  1. PS-- here is your disclaimer that I am not hating on the Nova Vulgata or the Novus Ordo Missae; I am merely trying to highlight some discrepancies which should be considered in continual reform and renewal. Any comments that aren't constructive toward this end will be censored at my discretion.


  2. So, Chris--you (aha) make me open my RSV Bible this morning. My version DOES have an asterisk and the following footnote: " This reads as follows in the Vulgate: "There are three who give testimony in heaven: The Father, The Word, and the Holy Spirit; and these three are one. ...." The "Three Heavenly Witnesses," as the first sentence is called, is first found in the Latin (fourth century) and does not appear in any Greek manuscript until the fifteenth century. It is probably a marginal gloss that a found its way into the text.

    What is a marginal gloss?

  3. A gloss is something inserted in the margin by a translator or transcriber... For instance, also, if you were to write in your own comment in your Bible because you had an interesting insight.

    This is one theory of how it may account for a manuscript variance; however, surely Jerome had greater access to extant manuscripts than those critics in the 15th century (or today), so there is no reason to doubt the veracity on those accounts. Further, the text is kept in the tradition of the Church with no quibbles until the Reformation era.
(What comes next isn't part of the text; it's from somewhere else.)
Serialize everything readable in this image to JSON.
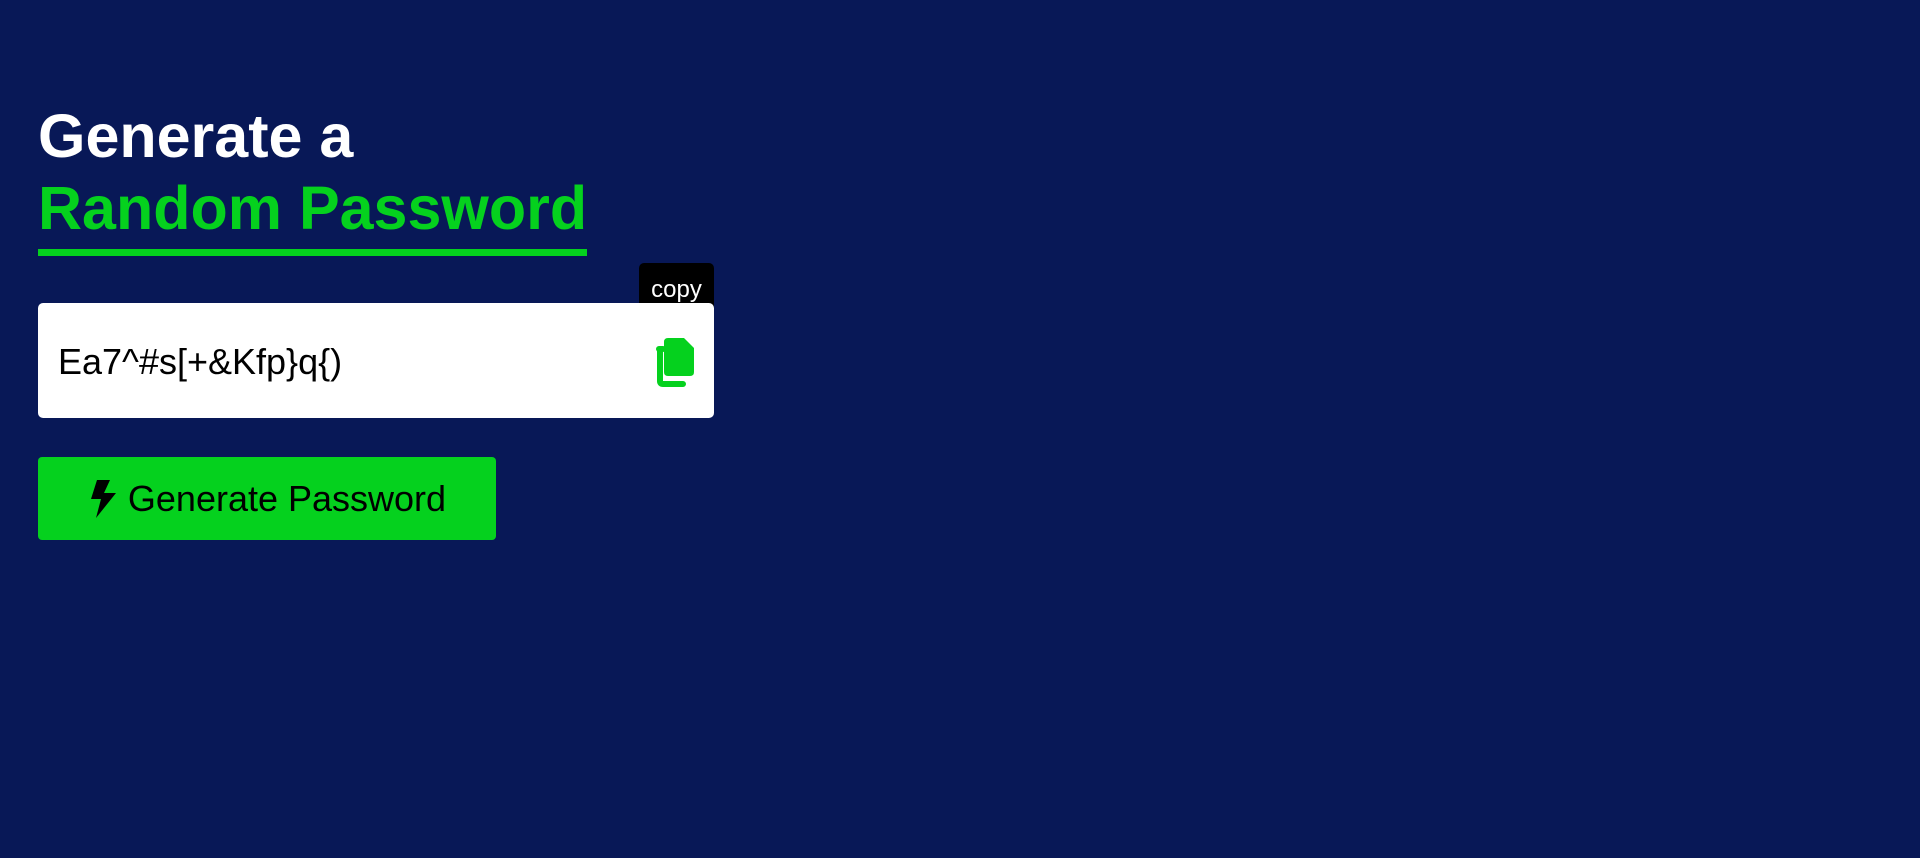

There is a reference to it in the Council of Trent as being authentic, and obviously the Holy See in the late 19th century thought it important to re-affirm the veracity of the text.

    Your footnote editors got it wrong. ;)

  4. The New King James Version (1985 ©)
    v7 For there are three who bear witness in heaven: the Father, the Word, and the Holy Spirit; and these three are one.
    v8 And there are three that bear witness on earth: the Spirit, the water, and the blood; and these three agree as one.